Certain use of river have complementarity like reservoir project not only generates electricity but the lean season augmented flow from it can help increase cropping intensity (one crop a year in rainy season versus more than 3 crops including in dry season) by irrigation which is important to achieve food security.
Similarly, with the construction of reservoir project navigation becomes possible in the reservoir as well as in the downstream area of the project. If Nepal builds Upper Karnali project as a reservoir project Nepal can have inland navigation in the reservoir in districts like Achham, Dailekh, Kalikot etc. and in Surkhet, Bardia and Kailali district in downstream of powerhouse. Moreover, Nepal can even have access to open seas through Ganga River in India and the latter too will similarly benefit from lean season augmented flow.
Comprehensive options assessment
From this perspective GoN needs to conduct comprehensive options assessment (COA) with regard to competing and mutually exclusive uses of water for purposes like drinking and sanitation, irrigation, animal husbandry and fishery, hydropower generation, recreation, industrial use, navigation and customary uses – identified by acronym DIFERINO, prior to deciding to allow use of any river for any purposes including hydropower generation.
To conclude, certain uses of river results in more benefits to the country’s macro economy than hydropower generation. Besides, people’s lives depend on river for water, food and energy. Under economics and econometrics no value of life can be assessed/attributed, for which water and food is of vital importance. If there is no life, then there is no meaning of hydropower generation.

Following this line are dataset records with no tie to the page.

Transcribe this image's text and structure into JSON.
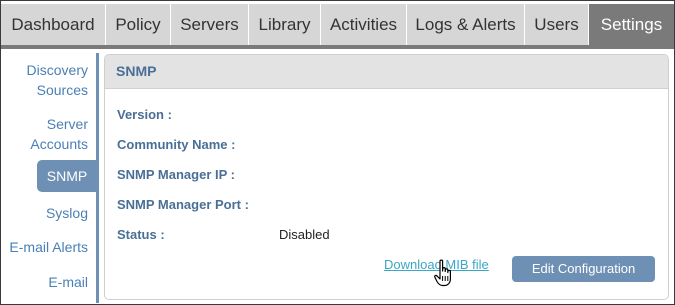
{
  "nav": {
    "tabs": [
      {
        "label": "Dashboard"
      },
      {
        "label": "Policy"
      },
      {
        "label": "Servers"
      },
      {
        "label": "Library"
      },
      {
        "label": "Activities"
      },
      {
        "label": "Logs & Alerts"
      },
      {
        "label": "Users"
      },
      {
        "label": "Settings",
        "active": true
      }
    ]
  },
  "sidebar": {
    "items": [
      {
        "label": "Discovery Sources"
      },
      {
        "label": "Server Accounts"
      },
      {
        "label": "SNMP",
        "active": true
      },
      {
        "label": "Syslog"
      },
      {
        "label": "E-mail Alerts"
      },
      {
        "label": "E-mail"
      }
    ]
  },
  "panel": {
    "title": "SNMP",
    "fields": [
      {
        "label": "Version :",
        "value": ""
      },
      {
        "label": "Community Name :",
        "value": ""
      },
      {
        "label": "SNMP Manager IP :",
        "value": ""
      },
      {
        "label": "SNMP Manager Port :",
        "value": ""
      },
      {
        "label": "Status :",
        "value": "Disabled"
      }
    ],
    "download_link": "Download MIB file",
    "edit_button": "Edit Configuration"
  },
  "colors": {
    "accent": "#6d90b4",
    "tab_active": "#7a7a7a",
    "tab_inactive": "#d6d6d6",
    "link": "#3aa6c8"
  },
  "icons": {
    "cursor": "hand-pointer-icon"
  }
}
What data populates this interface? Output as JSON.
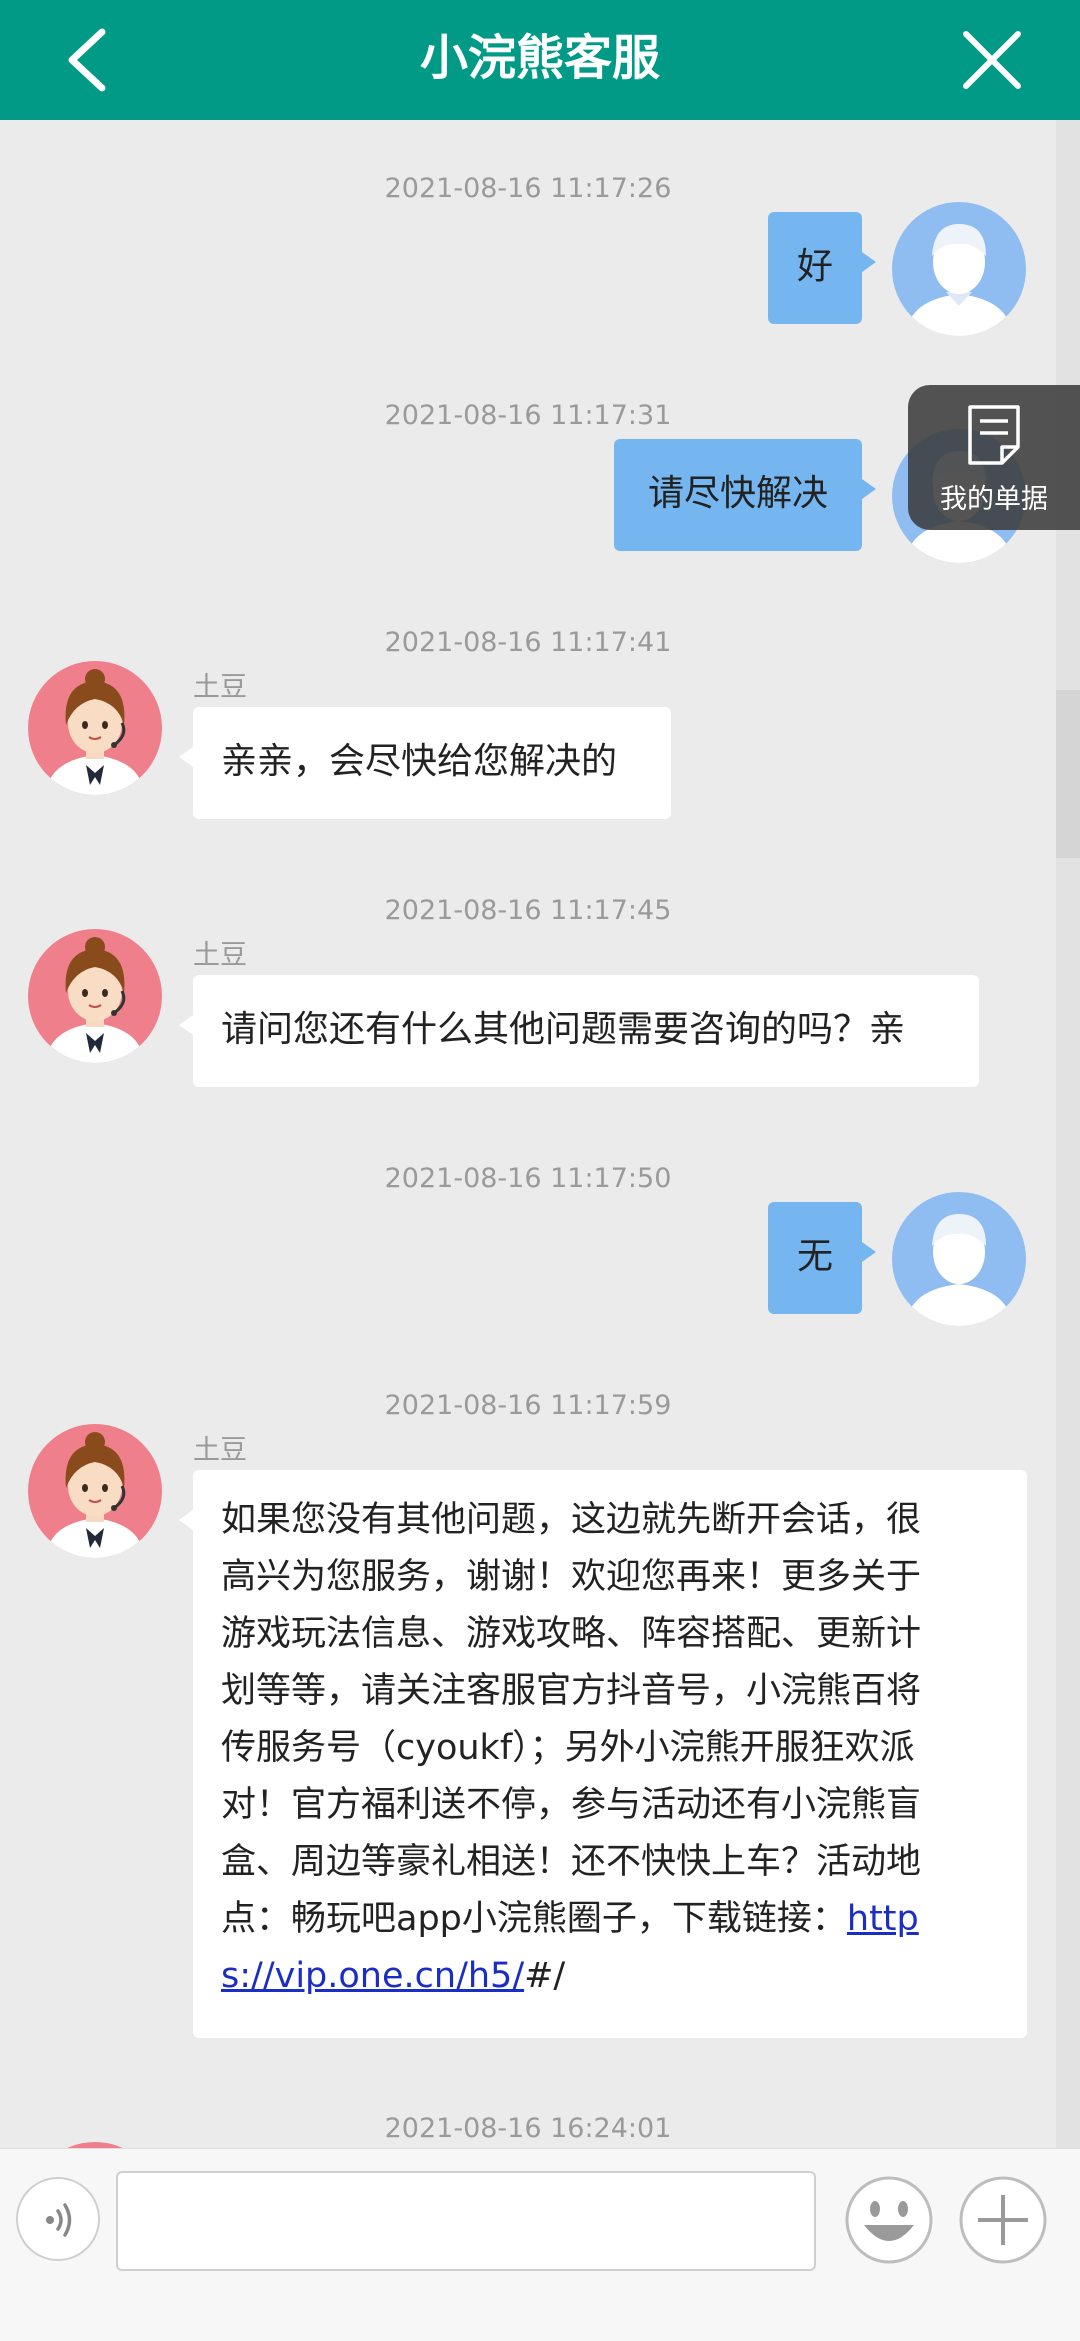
{
  "header": {
    "title": "小浣熊客服"
  },
  "receipts": {
    "label": "我的单据"
  },
  "messages": [
    {
      "time": "2021-08-16 11:17:26",
      "text": "好"
    },
    {
      "time": "2021-08-16 11:17:31",
      "text": "请尽快解决"
    },
    {
      "time": "2021-08-16 11:17:41",
      "sender": "土豆",
      "text": "亲亲，会尽快给您解决的"
    },
    {
      "time": "2021-08-16 11:17:45",
      "sender": "土豆",
      "text": "请问您还有什么其他问题需要咨询的吗？亲"
    },
    {
      "time": "2021-08-16 11:17:50",
      "text": "无"
    },
    {
      "time": "2021-08-16 11:17:59",
      "sender": "土豆",
      "lines": [
        "如果您没有其他问题，这边就先断开会话，很",
        "高兴为您服务，谢谢！欢迎您再来！更多关于",
        "游戏玩法信息、游戏攻略、阵容搭配、更新计",
        "划等等，请关注客服官方抖音号，小浣熊百将",
        "传服务号（cyoukf）；另外小浣熊开服狂欢派",
        "对！官方福利送不停，参与活动还有小浣熊盲",
        "盒、周边等豪礼相送！还不快快上车？活动地"
      ],
      "line8_text": "点：畅玩吧app小浣熊圈子，下载链接：",
      "line8_link": "http",
      "line9_link": "s://vip.one.cn/h5/",
      "line9_text": "#/"
    },
    {
      "time": "2021-08-16 16:24:01"
    }
  ],
  "colors": {
    "header": "#009a87",
    "my_bubble": "#75b6f0",
    "agent_bubble": "#ffffff",
    "background": "#ebebeb",
    "link": "#1a2dc4"
  }
}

Therefore, under COA economic linkages (backward, forward, investment and fiscal linkages) needs to be analyzed/assessed and value of water and food for human life determined before deciding to put a site to a specific use.
Ratna Sansar Shrestha, FCA
Published in Spotlight Magazine of January 31, 2015